Other Players Of Note: Top draft pick Jackson Merrill got off to a strong start, posting an .832 OPS through his first month, but faded before missing the last week of the season and finished his debut campaign with a .280/.339/.383 in 120 plate appearances. … Cole Cummings, an undrafted free agent out of University of California at Santa Barbara, slashed .283/.395/.500 in 76 plate appearances with a pair of home runs, five doubles, and a triple, earning himself a promotion to Lake Elsinore. Cummings also walked 11 times against 15 strikeouts. … What Nerwilian Cedeno, 19, lacked in playing time this season, he made up for in prodigious power, slugging a pair of home runs, a triple, and eight doubles in 66 plate appearances. The 19-year-old middle infielder did not hit a single home run in 210 PA in the DSL in 2019. … Undrafted free agent Justin Farmer logged just 53 plate appearances, but matched Wood and Jones for the team lead with three homers and posted a team-best .581 slugging percentage. … While River Ryan‘s .308/.349/.436 line as a designated hitter is intriguing on its own, the possibility that he could develop as a two-way player makes the North Carolinian a name to watch next year.
Top Position Prospect for the ACL: James Wood

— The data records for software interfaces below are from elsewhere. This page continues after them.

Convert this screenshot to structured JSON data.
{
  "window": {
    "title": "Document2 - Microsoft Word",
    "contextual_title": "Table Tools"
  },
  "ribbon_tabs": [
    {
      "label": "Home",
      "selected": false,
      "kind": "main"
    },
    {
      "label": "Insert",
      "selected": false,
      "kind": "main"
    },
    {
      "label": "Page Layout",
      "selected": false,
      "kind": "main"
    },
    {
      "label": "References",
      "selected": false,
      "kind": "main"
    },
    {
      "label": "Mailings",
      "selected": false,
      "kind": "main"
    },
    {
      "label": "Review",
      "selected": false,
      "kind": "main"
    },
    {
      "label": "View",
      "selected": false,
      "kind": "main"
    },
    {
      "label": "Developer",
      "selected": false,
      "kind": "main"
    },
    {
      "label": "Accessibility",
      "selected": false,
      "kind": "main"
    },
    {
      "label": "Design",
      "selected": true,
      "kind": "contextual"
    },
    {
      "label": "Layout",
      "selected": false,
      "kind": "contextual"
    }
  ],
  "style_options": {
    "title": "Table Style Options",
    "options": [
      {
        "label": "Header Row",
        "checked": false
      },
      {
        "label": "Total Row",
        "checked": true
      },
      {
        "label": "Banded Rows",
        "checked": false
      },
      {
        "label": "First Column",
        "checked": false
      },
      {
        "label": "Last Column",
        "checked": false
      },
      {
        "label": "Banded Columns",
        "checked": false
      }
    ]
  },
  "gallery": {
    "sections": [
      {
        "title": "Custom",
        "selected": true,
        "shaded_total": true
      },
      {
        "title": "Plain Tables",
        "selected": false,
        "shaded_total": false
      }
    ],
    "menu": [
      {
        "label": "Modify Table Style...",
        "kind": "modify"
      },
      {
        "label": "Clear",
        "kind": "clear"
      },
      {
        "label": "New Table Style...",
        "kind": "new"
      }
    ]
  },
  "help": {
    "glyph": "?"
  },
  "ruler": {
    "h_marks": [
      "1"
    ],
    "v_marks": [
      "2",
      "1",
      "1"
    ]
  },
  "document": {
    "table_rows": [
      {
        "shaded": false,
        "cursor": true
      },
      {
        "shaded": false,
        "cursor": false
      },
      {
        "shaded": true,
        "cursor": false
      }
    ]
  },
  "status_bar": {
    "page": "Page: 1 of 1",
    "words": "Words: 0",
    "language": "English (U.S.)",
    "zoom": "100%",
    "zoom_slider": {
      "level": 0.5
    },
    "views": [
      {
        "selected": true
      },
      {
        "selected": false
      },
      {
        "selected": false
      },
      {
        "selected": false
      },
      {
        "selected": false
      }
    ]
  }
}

Wood showed up in Peoria with the reputation of an all-or-nothing masher, and spent his first season showing strides in approach which translated into immediate results on the field. His speed is exceptional, especially given his size, his defense is capable in center field, and he hit the ball where it’s pitched far more than anticipated. While still seen as a project with great initial tools, Wood showed in 2021 he can play pro baseball at a high level. His development will continue in 2022, most likely in the Padres’ backyard in Lake Elsinore.